Problem:
Please write out every entry below exactly, leaving out any pictures.

Dataset excerpts:
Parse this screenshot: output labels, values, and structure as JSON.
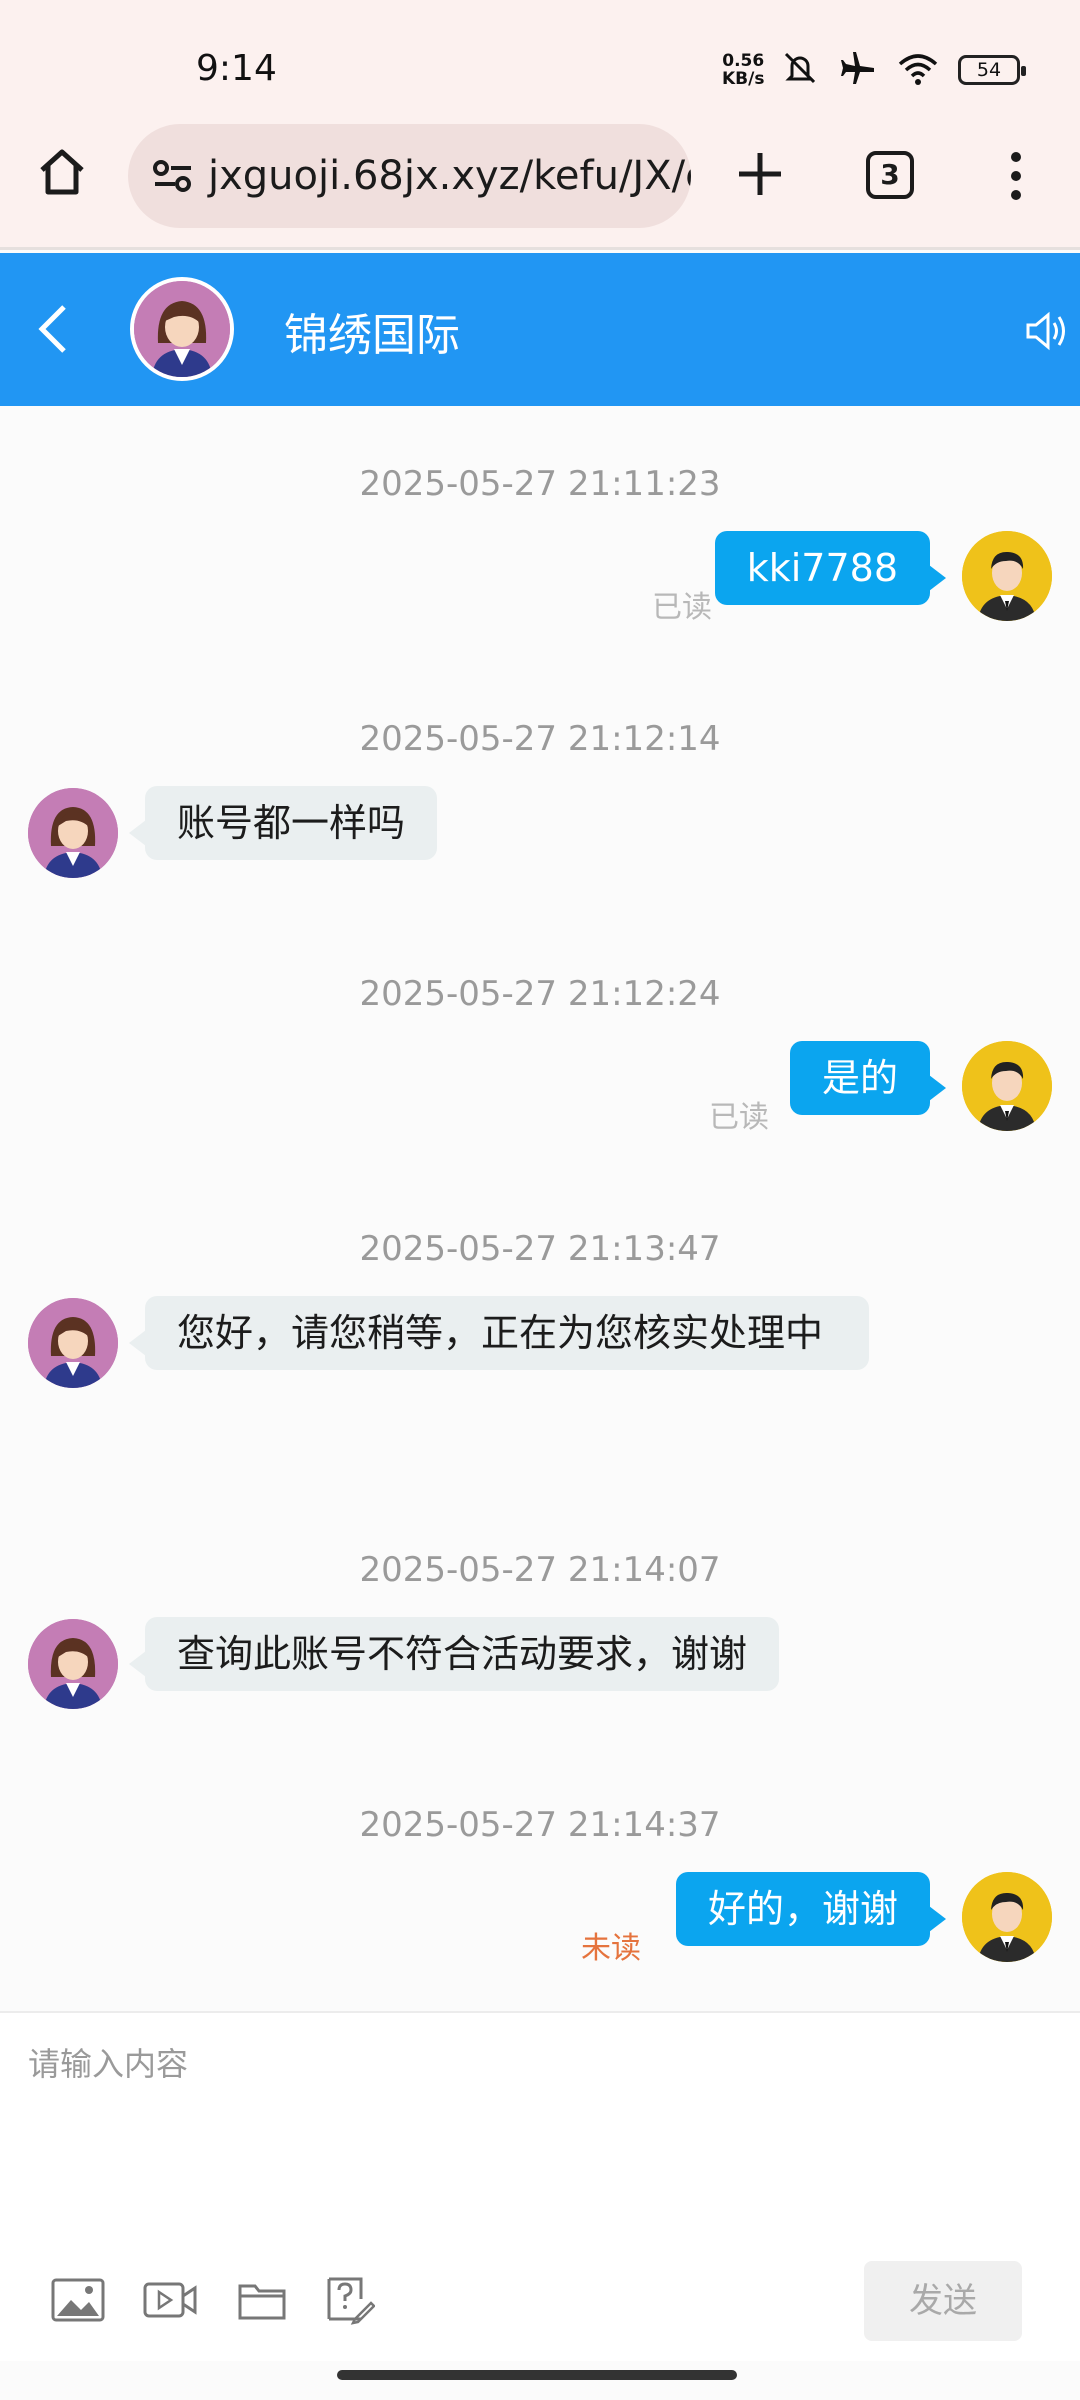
{
  "status_bar": {
    "time": "9:14",
    "network_speed_value": "0.56",
    "network_speed_unit": "KB/s",
    "battery": "54",
    "icons": [
      "mute-icon",
      "airplane-icon",
      "wifi-icon",
      "battery-icon"
    ]
  },
  "browser": {
    "url": "jxguoji.68jx.xyz/kefu/JX/e",
    "tab_count": "3"
  },
  "chat": {
    "title": "锦绣国际",
    "header_color": "#2196f3",
    "messages": [
      {
        "time": "2025-05-27 21:11:23",
        "sender": "user",
        "text": "kki7788",
        "status": "已读"
      },
      {
        "time": "2025-05-27 21:12:14",
        "sender": "agent",
        "text": "账号都一样吗"
      },
      {
        "time": "2025-05-27 21:12:24",
        "sender": "user",
        "text": "是的",
        "status": "已读"
      },
      {
        "time": "2025-05-27 21:13:47",
        "sender": "agent",
        "text": "您好，请您稍等，正在为您核实处理中"
      },
      {
        "time": "2025-05-27 21:14:07",
        "sender": "agent",
        "text": "查询此账号不符合活动要求，谢谢"
      },
      {
        "time": "2025-05-27 21:14:37",
        "sender": "user",
        "text": "好的，谢谢",
        "status": "未读"
      }
    ]
  },
  "composer": {
    "placeholder": "请输入内容",
    "send_label": "发送",
    "tools": [
      "image-icon",
      "video-icon",
      "folder-icon",
      "question-icon"
    ]
  },
  "colors": {
    "user_bubble": "#0ba5ef",
    "agent_bubble": "#eaeff0",
    "unread": "#e5733d"
  }
}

Output of the exercise:
Parse this screenshot: output labels, values, and structure as JSON.
{
  "status_bar": {
    "time": "9:14",
    "network_speed_value": "0.56",
    "network_speed_unit": "KB/s",
    "battery": "54",
    "icons": [
      "mute-icon",
      "airplane-icon",
      "wifi-icon",
      "battery-icon"
    ]
  },
  "browser": {
    "url": "jxguoji.68jx.xyz/kefu/JX/e",
    "tab_count": "3"
  },
  "chat": {
    "title": "锦绣国际",
    "header_color": "#2196f3",
    "messages": [
      {
        "time": "2025-05-27 21:11:23",
        "sender": "user",
        "text": "kki7788",
        "status": "已读"
      },
      {
        "time": "2025-05-27 21:12:14",
        "sender": "agent",
        "text": "账号都一样吗"
      },
      {
        "time": "2025-05-27 21:12:24",
        "sender": "user",
        "text": "是的",
        "status": "已读"
      },
      {
        "time": "2025-05-27 21:13:47",
        "sender": "agent",
        "text": "您好，请您稍等，正在为您核实处理中"
      },
      {
        "time": "2025-05-27 21:14:07",
        "sender": "agent",
        "text": "查询此账号不符合活动要求，谢谢"
      },
      {
        "time": "2025-05-27 21:14:37",
        "sender": "user",
        "text": "好的，谢谢",
        "status": "未读"
      }
    ]
  },
  "composer": {
    "placeholder": "请输入内容",
    "send_label": "发送",
    "tools": [
      "image-icon",
      "video-icon",
      "folder-icon",
      "question-icon"
    ]
  },
  "colors": {
    "user_bubble": "#0ba5ef",
    "agent_bubble": "#eaeff0",
    "unread": "#e5733d"
  }
}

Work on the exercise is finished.